Our ranking is based on official figures of companies publishing their number on storage only for their fiscal year ended one of the month of calendar year 2016 and surpassing $2 billion in revenue. All of them are public companies but Dell, now globally the fourth biggest private company in USA.
2016 was the most difficult period to build this ranking and the comparison with the former year, for several reasons involving companies in our Top 12 in 2015:
- EMC was acquired by Dell and the new group consequently saw high growth in revenue.
- Western Digital (WD) bought SanDisk (number six last year) now no more listed in 2016.
- Broadcom acquired successively Avago, Emulex and Brocade.
- Symantec (number 9 in 2015) is no more in storage, an activity transferred to the new Veritas Technologies under the umbrella of The Carlyle Group.
- Hitachi/HDS stopped to publish its sales in storage systems.
We thought that Dell (number 12 in 2015), with EMC (number one each year since 2004), will be by far the market leader in the worldwide storage industry. EMC announced storage revenue of $16,301 million and Dell 1,437 million in 2015. But Dell with EMC is only at $8,942 million in 2016.
WD with SanDisk is consequently now one one, taking the place of Micron becoming number two with revenue decreasing by 23% from 2015 to 2016. Then Seagate, number three, is the last one surpassing $10 billion in sales last year.
Following Dell number four, number five is NetApp, far behind with $5.5 billion.
We suppose that Hitachi (HDS + Japan) is at around $4 billion and then to be classified number six, in front of HPE, number seven, in the $3 billion range. Number eight and nine are respectively Broadcom and IBM at around $2 billion, Big Blue being these last years the most rapidly declining firm among the big storage companies.
If we consider only the companies that published their storage revenue in 2015 and 2016, their global sales are decreasing by 6%. All the top nine but Broadcom and Dell saw their sales declining. The reasons are much lower sales of legacy products by large storage system firms and a diminishing HDD market, not compensated by products or devices based on flash chips for all of them. The worldwide storage market was down in 2016 but probably at less than 6% as there are many start-ups booming.
Remember that, for the first time historically, global revenue of the biggest storage companies decreased in 2015, by 3%. For our annual top ones it was up 5% from 2012 to 2013 and 9% from 2013 to 2014.
Concerning flash, Micron is down 23% in 2016. It does not mean that the flash market is in bade shape.

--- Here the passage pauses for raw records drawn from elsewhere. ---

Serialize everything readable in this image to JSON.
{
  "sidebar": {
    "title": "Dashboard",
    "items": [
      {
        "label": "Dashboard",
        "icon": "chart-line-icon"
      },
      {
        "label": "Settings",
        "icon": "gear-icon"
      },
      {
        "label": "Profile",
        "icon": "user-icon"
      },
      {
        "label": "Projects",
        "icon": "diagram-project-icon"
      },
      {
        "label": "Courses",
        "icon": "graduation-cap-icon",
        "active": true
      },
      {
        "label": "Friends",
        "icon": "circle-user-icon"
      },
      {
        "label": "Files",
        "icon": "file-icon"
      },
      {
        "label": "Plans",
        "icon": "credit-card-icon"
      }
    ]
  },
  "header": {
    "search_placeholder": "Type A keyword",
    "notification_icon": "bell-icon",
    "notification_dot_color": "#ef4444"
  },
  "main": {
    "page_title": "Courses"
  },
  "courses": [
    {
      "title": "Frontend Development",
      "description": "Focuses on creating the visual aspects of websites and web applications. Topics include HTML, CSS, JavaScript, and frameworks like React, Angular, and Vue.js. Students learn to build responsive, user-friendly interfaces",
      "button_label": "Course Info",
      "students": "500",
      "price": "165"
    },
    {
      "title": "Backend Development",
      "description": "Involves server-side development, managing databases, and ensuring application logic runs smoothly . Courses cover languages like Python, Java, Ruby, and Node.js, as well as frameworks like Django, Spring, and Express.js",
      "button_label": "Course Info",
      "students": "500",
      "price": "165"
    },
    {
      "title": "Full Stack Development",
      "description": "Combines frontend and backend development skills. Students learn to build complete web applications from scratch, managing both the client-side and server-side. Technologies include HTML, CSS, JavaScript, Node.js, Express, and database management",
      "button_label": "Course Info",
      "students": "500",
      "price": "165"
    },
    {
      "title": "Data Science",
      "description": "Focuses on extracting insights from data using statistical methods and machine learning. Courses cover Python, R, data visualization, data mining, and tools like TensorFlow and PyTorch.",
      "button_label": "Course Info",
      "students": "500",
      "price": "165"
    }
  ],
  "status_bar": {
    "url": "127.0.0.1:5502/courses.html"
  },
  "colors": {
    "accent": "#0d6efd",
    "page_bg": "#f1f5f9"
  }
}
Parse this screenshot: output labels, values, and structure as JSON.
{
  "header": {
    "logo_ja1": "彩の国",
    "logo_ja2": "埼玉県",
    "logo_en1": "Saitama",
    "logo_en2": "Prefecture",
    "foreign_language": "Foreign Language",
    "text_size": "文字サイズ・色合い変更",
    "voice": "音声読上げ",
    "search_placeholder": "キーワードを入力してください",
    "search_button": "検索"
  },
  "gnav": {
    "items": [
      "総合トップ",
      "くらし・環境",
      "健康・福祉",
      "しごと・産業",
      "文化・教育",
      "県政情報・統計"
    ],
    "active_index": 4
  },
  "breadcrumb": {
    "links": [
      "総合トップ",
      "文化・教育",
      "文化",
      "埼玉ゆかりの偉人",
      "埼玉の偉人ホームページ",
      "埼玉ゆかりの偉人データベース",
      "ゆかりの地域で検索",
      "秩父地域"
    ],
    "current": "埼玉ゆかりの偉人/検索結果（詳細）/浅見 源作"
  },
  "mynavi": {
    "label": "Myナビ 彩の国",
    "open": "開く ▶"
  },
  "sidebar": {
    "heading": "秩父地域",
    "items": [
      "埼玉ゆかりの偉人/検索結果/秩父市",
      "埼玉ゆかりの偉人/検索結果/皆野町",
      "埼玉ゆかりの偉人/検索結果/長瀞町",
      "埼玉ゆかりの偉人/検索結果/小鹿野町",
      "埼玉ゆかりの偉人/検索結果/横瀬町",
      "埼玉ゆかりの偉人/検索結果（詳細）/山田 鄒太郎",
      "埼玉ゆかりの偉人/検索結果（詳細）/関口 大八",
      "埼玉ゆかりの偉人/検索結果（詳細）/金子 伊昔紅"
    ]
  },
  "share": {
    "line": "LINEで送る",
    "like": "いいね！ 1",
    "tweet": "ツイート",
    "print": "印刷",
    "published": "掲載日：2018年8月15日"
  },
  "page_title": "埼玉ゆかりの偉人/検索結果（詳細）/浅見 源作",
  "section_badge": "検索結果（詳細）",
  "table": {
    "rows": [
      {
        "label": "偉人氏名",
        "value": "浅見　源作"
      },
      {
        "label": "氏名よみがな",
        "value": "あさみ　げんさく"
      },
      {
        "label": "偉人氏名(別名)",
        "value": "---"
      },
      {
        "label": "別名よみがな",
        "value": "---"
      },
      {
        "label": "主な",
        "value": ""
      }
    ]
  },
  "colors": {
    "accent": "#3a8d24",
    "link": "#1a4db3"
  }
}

That’s the contrary and some other big actors like Samsung and Toshiba are doing much better but are not ranked here as they don’t publish financial results on their flash chips and SSDs.
Broadcom records positive results (5%) thanks to acquisitions.
All top 9 companies below record more than $2 billion in storage revenue.
|Rank 2016||Rank 2015||FY ending month||Vendors||2015||2014/2015 growth||2016||2015/2016 growth|
|6||7||3||HDS + Japan||4,079||-4%||NA||NA|
(Compilation by StorageNewsletter.com)
* storage only
**storage products only
- Samsung, no more directly in HDDs, could merit to be included in the Top 9 but the company does not precisely publish revenue in NAND flash chips and SSDs.
- It’s also the case Toshiba involved in HDDs, SSDs and flash chips.
- Here storage is defined as the activity of recording and retrieving computer data using any form of digital devices (based on magnetic, tape, optical, non volatile solid-state , and subsystems) including all associated connectivity, software and services.
- For this ranking we used the companies’ financial results for their fiscal year 2016 – not the calendar year – ending in any month of 2016 (in January 2017 for Dell). We got official published figures when available – not estimations – for all of them and for storage only.
Historically, here are the winners’ circle since 1991:
|1991|| IBM Adstar